Extracted entries ->
────

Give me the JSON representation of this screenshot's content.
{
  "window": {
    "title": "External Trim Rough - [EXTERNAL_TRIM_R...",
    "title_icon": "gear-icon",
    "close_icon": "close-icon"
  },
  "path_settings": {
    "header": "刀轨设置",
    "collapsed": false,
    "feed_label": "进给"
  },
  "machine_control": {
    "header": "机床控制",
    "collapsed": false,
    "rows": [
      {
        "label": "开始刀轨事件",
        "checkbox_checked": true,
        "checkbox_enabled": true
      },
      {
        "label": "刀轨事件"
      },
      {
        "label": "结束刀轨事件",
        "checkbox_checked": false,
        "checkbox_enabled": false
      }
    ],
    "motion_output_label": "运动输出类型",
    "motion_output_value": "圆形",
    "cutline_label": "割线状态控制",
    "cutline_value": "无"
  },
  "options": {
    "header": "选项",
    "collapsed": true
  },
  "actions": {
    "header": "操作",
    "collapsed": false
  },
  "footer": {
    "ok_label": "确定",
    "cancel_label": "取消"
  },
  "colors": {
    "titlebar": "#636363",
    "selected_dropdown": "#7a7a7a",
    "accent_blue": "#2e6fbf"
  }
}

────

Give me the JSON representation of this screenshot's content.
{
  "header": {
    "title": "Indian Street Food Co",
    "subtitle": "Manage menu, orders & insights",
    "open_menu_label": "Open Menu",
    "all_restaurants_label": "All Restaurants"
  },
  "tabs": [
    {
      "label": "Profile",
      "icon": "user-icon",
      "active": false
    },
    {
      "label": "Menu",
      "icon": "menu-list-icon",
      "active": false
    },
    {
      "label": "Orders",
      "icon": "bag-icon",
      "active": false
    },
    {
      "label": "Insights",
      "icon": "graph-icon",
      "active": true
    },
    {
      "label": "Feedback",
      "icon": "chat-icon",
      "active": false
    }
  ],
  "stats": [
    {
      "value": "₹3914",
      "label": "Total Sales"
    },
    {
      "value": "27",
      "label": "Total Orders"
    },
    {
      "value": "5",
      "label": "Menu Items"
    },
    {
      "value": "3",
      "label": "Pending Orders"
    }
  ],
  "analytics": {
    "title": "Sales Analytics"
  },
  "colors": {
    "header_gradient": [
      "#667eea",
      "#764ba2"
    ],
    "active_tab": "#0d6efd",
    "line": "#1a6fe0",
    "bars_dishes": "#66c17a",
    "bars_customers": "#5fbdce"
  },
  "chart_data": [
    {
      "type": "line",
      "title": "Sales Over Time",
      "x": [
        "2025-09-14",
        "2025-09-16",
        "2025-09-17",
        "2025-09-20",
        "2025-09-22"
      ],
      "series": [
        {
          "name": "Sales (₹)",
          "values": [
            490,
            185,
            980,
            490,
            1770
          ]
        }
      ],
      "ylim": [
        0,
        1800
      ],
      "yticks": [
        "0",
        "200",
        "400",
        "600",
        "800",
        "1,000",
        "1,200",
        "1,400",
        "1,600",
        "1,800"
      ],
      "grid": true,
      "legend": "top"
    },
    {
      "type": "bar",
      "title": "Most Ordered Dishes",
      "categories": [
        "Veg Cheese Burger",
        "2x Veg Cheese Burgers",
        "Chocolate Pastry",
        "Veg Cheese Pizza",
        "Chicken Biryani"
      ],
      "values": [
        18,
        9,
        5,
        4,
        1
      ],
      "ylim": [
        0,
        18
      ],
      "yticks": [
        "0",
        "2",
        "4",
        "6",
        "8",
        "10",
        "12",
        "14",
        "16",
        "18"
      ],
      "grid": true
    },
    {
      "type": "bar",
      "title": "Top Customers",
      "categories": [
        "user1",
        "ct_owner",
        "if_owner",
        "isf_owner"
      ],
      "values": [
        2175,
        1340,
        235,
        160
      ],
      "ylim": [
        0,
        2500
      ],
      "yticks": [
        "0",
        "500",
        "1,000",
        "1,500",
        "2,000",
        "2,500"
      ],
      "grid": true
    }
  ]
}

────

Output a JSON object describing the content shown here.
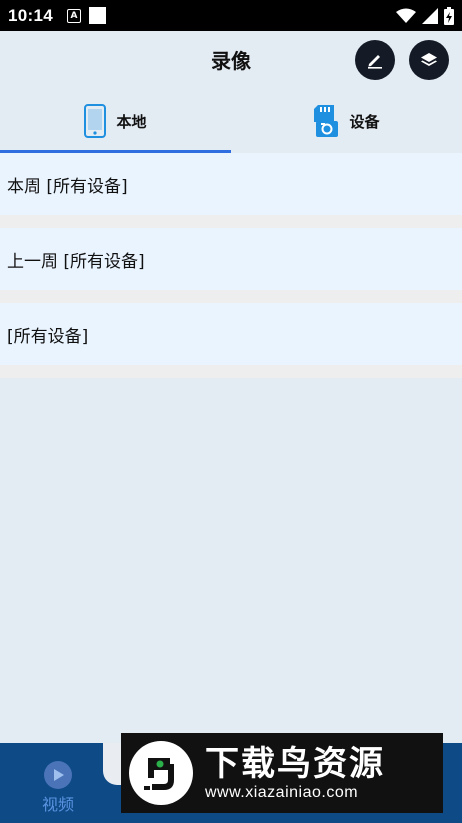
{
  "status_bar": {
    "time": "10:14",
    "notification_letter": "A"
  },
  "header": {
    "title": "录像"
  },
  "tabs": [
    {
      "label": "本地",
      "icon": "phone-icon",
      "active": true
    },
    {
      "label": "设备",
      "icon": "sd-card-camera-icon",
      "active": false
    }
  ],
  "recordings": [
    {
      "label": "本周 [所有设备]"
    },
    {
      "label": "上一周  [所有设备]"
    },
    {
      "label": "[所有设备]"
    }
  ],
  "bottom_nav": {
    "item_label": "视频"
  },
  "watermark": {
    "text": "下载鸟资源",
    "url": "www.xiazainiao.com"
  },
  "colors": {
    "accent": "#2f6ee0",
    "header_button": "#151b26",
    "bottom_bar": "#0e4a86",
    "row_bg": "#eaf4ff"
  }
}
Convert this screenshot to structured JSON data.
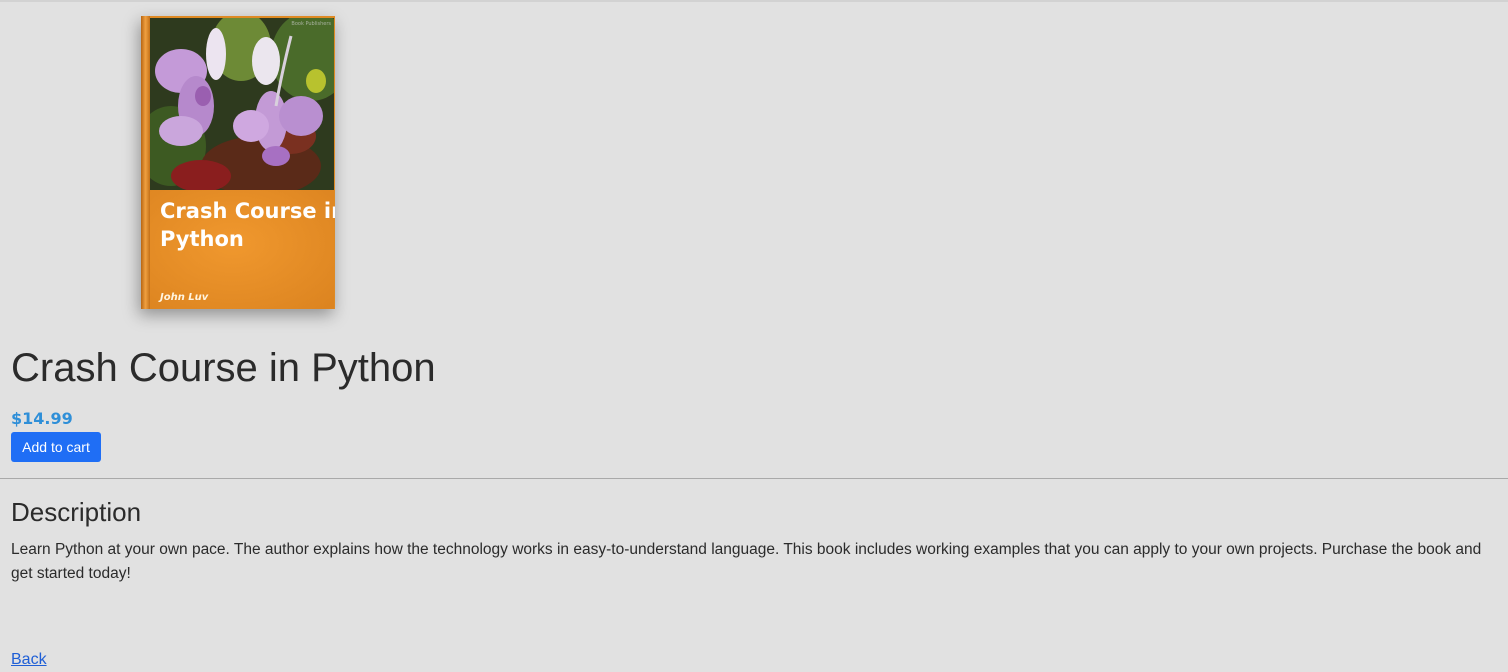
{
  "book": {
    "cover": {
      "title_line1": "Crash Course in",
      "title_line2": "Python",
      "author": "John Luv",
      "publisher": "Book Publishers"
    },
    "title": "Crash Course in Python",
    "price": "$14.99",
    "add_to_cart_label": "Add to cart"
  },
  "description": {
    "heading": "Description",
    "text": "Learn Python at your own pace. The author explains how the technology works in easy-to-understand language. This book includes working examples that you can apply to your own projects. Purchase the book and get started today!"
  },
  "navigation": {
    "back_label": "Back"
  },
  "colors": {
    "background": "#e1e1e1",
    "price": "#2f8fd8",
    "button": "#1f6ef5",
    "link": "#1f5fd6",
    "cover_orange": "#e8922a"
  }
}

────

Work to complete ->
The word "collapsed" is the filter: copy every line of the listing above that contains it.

Your response ->
    "collapsed": false,
    "collapsed": false,
    "collapsed": true
    "collapsed": false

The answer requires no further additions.